Europe has been strangely absent from the headlines recently and the raft of second tier data released from the region last week provided only passing interest. This week we have ZEW economic sentiment from Germany, and the Eurozone as a whole, to digest along with the final reading of inflation. A recent poll of traders showed 11 out of 19 expect the ECB to expand or extend their quantitative easing programme, potentially before year end, in an effort to boost inflation expectations. That expectation should limit any Euro appreciation over the medium term, although the potential fireworks around this week’s US Fed meeting means there is a greater amount of uncertainty over price action in the very near term.

Last week saw some mixed data from Japan that failed to impact the current economic outlook. Better than forecast readings from consumer confidence and the BSI manufacturing index, were countered by disappointing results from core machinery orders and producer prices. The Bank of Japan release their monetary policy statement later today and although many expect further easing’s from them over the coming months, there is little expectation of action at this particular meeting. Senior LDP lawmaker and advisor to PM Abe, Yamamoto, was quoted again in the press over the weekend calling for further policy action at the banks October meeting. He said the economy is stagnating and although further easing may increase the demerits of a weaker Yen, through an increase in the price of imports, these can be offset with additional fiscal stimulus. Later in the week Governor Kuroda is set to speak and we also have the BOJ monthly report and the trade balance to digest.

There has been nothing of note released from Canada since last week’s Bank of Canada (BOC) rate statement. The bank seems comfortable with its current policy setting while it watches the effects of previous easing’s work their way through the economy. They also expect the continued US economic recovery to help underpin exports. This week we have manufacturing sales and inflation data to digest, although the main focus will be on the US Federal Reserve’s rate statement and the potential for volatility that could create.
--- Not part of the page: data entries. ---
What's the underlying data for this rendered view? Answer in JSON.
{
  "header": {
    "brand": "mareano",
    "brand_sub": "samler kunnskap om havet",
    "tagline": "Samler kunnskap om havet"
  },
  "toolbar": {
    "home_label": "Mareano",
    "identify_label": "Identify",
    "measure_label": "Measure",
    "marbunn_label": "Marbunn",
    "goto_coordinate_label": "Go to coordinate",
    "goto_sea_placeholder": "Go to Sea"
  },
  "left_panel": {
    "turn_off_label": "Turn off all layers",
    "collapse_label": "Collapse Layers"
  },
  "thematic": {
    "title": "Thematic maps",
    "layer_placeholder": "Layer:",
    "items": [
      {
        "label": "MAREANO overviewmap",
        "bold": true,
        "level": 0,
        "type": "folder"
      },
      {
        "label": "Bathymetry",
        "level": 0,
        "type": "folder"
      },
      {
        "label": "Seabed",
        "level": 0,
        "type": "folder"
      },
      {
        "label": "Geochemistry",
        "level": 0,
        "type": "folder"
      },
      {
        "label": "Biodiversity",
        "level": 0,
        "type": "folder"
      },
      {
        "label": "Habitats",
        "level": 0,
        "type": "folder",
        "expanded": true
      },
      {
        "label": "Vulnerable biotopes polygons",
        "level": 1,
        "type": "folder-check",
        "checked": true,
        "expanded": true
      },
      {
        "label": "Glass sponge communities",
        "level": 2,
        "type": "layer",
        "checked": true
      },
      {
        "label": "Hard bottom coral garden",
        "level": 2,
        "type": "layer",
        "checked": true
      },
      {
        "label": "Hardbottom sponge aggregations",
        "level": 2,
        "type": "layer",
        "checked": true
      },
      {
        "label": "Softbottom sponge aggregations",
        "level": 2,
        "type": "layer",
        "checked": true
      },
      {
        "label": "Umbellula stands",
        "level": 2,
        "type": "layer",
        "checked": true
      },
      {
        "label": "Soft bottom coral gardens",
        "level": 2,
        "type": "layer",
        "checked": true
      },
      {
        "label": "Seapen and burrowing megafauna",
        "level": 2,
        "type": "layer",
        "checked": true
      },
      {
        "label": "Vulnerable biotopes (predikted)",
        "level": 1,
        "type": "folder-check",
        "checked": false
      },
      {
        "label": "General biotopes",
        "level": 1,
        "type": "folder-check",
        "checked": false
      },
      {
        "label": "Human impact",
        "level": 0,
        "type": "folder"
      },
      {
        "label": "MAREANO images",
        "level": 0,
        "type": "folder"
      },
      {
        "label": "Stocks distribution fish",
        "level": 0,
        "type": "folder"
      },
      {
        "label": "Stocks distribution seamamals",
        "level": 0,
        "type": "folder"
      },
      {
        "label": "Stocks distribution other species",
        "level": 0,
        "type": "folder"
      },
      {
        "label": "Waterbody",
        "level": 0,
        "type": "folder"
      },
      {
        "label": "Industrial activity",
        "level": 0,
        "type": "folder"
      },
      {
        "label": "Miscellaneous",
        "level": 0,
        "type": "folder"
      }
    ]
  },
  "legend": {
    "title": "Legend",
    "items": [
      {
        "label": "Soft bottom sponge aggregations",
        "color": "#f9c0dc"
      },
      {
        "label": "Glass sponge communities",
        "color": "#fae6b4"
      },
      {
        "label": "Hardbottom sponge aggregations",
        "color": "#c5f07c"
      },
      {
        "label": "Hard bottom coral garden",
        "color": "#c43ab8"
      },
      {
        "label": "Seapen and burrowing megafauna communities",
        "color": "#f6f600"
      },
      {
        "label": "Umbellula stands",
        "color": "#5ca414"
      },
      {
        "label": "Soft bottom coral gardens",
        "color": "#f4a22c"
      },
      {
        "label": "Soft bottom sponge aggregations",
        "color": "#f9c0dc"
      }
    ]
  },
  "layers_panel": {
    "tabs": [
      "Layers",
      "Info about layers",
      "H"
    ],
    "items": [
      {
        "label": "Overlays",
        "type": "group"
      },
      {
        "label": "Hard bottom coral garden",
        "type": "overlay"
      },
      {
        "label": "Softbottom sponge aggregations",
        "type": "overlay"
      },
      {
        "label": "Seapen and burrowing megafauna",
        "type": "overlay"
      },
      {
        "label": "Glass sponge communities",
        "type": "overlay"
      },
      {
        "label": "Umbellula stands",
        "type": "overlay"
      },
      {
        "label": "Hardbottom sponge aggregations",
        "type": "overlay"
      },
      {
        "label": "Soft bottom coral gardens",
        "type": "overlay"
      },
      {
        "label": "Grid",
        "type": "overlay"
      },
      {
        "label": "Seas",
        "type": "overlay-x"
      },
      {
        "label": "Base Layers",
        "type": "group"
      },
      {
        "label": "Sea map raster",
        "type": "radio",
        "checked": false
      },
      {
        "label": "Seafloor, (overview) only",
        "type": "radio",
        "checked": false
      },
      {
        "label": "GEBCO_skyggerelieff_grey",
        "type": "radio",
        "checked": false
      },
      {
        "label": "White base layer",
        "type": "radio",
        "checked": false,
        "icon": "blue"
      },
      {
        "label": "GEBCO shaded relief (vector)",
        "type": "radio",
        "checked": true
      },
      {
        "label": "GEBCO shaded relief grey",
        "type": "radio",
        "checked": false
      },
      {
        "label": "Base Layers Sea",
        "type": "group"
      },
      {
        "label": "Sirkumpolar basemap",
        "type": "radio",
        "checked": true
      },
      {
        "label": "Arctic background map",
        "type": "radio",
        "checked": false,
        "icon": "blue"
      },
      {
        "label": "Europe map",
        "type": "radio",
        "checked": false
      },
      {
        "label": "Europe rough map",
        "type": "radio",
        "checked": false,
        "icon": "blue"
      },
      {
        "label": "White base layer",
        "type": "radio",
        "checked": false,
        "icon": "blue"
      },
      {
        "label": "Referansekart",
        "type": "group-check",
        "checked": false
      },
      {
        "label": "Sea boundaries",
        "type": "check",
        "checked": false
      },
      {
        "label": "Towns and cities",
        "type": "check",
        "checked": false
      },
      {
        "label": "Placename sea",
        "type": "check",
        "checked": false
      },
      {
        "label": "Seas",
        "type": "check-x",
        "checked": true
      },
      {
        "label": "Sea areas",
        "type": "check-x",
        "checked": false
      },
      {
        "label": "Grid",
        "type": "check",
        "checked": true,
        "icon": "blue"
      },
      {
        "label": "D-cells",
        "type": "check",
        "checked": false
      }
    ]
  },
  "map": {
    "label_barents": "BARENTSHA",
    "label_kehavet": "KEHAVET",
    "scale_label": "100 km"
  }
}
Major Announcements last week:
  • European Q2 GDP .4% vs .3% expected
  • RBNZ ease OCR to 2.75% as expected
  • Australian Unemployment 6.2% as expected
  • BOE leave monetary policy unchanged as expected
  • US Producer Prices -.8% vs -.9% expected
  • European Industrial production 1.9% vs .6% expected